Submitted by Sestini & Co
| on Tue, 10/29/2013 - 8:43 | In Uncategorized
I don’t know if I’ve been a bit slow to catch on, but all of a sudden, it seems as though Business Hubs, Impact Hubs and Co-working spaces are everywhere.
I’m not complaining, I think they are a fabulous idea.
It is also an idea of it’s time. As technology and business practice produce ever more ways for people to freelance, set up their own business or simply work flexibly, there is an increasing number of people spending at least some of their time working from home.
Now, working from home is rather appealing: at best, an environment the worker/entrepreneur/business owner has created for themself, with the right amount of light, sound and space. Everything to hand, systems working seamlessly and the right support in place to make it all happen.
However, home workspaces don’t always conform to this ideal….there might be young children in the house, or washing-up/cleaning to be done , a cramped desk in a spare room or other hitherto undreamed of distractions or inconveniences. Even for those lucky enough to have a dedicated, peaceful space, there might be days when they just need to be with other people.
And that’s where the Hub, or Co-working space comes in. Not to be confused with serviced offices (although in some cases offering a number of the same services), a Hub is a flexible workspace where it’s possible to book a desk or a private office by the month, week, day or even hour. Turn up at the appointed time, plug the laptop or tablet into the (hopefully) superior broadband and get working. The good ones (and I haven’t yet seen any bad ones) are light and airy with large desks, comfy chairs, break-out spaces, private offices and a warm welcome.
The people occupying the other desks will invariably be there for similar reasons: to work alongside other people, other entrepreneurs. To enjoy again a bit of “water-cooler time” or the kind of banter they remember fondly from their office days. Or simply to get out of the house for a bit.
Given that a large number of the self-employed have at some stage in life served their time in busy offices, factories, warehouses etc, moving straight into days of working from home, alone (or even in a small office with one or two other people) can be a bit of a shock to the system). Spending a little time, even a few hours a month, in an environment with like-minded people can be incredibly re-energising as well as easing that transition.
Most business hubs work on a membership basis and membership criteria can vary – some are industry specific, some are focused on certain sectors, e.g. creative or hi-tech businesses, whilst others are simply looking for successful businesses in the local area.
So we have a new way of working: leaving employment no longer means “going it alone” and forgoing the easy sociability of a busy office.
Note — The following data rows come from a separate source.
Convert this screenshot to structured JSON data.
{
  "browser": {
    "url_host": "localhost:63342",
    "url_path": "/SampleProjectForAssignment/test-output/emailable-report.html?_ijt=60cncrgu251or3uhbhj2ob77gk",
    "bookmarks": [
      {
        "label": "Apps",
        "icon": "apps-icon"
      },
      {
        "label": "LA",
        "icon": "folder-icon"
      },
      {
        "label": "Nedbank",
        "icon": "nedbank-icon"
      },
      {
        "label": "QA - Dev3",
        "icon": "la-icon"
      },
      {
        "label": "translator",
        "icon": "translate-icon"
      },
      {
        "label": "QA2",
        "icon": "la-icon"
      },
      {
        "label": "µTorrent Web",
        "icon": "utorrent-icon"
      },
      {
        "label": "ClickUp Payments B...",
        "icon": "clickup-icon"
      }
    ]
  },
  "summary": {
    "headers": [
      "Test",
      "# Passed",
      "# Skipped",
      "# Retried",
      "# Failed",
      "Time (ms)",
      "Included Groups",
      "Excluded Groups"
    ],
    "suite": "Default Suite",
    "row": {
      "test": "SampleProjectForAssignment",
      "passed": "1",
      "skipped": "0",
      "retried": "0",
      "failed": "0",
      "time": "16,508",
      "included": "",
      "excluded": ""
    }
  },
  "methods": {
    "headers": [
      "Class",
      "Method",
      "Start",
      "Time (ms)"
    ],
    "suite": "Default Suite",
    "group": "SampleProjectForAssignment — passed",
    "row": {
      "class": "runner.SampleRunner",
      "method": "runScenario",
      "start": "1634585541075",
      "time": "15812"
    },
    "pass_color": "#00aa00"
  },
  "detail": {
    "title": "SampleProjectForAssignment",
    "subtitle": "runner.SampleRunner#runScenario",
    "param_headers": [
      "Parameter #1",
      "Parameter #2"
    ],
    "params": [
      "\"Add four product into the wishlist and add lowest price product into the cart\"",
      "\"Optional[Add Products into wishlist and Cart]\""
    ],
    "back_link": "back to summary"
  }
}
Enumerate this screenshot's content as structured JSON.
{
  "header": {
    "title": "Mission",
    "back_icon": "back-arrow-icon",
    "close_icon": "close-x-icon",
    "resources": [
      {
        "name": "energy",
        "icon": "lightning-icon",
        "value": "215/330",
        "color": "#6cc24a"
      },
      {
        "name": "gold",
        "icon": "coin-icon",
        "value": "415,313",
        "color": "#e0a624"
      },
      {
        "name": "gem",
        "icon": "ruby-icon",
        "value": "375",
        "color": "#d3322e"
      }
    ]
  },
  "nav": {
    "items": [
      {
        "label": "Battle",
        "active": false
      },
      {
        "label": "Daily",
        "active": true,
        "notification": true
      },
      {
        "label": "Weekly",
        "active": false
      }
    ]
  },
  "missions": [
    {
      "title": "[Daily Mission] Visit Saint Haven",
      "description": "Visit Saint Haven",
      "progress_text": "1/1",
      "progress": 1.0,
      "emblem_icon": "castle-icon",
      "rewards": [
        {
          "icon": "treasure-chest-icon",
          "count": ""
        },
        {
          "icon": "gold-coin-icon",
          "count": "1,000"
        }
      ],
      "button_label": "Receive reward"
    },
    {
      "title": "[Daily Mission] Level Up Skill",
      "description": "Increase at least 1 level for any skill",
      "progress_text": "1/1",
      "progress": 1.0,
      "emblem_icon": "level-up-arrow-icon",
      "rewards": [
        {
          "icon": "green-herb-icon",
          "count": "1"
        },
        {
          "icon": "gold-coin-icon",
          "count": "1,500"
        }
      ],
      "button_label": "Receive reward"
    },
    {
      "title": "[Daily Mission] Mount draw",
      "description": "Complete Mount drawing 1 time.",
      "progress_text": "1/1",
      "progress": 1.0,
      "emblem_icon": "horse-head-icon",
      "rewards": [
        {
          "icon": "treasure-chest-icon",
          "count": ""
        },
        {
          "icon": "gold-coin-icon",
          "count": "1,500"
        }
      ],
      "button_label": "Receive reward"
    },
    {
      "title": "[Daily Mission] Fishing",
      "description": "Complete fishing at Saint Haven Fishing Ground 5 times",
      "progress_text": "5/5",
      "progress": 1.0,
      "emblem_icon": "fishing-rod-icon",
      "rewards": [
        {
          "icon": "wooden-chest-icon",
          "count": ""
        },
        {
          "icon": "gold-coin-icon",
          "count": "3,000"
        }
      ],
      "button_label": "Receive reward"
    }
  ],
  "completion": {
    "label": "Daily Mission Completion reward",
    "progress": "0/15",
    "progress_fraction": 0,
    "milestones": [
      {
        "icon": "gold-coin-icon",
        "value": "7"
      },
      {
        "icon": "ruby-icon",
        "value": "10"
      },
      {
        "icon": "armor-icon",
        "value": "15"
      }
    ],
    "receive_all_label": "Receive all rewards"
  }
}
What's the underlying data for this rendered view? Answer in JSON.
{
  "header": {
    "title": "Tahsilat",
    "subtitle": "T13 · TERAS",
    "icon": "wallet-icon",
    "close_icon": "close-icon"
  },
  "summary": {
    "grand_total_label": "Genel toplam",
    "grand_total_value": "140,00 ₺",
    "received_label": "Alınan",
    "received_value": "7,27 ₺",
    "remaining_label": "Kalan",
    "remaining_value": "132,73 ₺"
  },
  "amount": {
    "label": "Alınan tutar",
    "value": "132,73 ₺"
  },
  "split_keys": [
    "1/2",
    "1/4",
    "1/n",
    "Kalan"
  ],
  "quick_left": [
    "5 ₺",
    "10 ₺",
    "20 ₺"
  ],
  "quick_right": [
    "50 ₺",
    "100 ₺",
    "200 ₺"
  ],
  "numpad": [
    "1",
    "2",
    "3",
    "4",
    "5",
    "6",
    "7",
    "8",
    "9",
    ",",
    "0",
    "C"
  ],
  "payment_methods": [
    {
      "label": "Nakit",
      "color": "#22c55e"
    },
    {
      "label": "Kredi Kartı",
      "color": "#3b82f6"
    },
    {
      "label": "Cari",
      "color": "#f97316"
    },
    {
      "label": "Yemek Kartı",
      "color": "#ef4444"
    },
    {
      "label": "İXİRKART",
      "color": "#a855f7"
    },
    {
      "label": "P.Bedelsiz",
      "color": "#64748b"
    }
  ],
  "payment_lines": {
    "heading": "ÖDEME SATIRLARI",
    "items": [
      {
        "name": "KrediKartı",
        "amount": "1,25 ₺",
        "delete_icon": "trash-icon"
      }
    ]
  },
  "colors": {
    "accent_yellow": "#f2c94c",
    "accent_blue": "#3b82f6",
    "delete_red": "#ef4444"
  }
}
It also provides opportunities to share best practice, talk through the latest frustrations, find a good sounding-board or even potentially a new business partner.
Not to mention that the majority of hubs offer free networking opportunities and in some cases even free coffee 🙂
If you work from home and haven’t tried it yet, I’d strongly recommend you get along to your local hub to check it out. My local hub is the Mendip Hub in Wells: http://www.mendiphub.co.uk/ – if you’re based in Somerset, maybe I’ll see you there…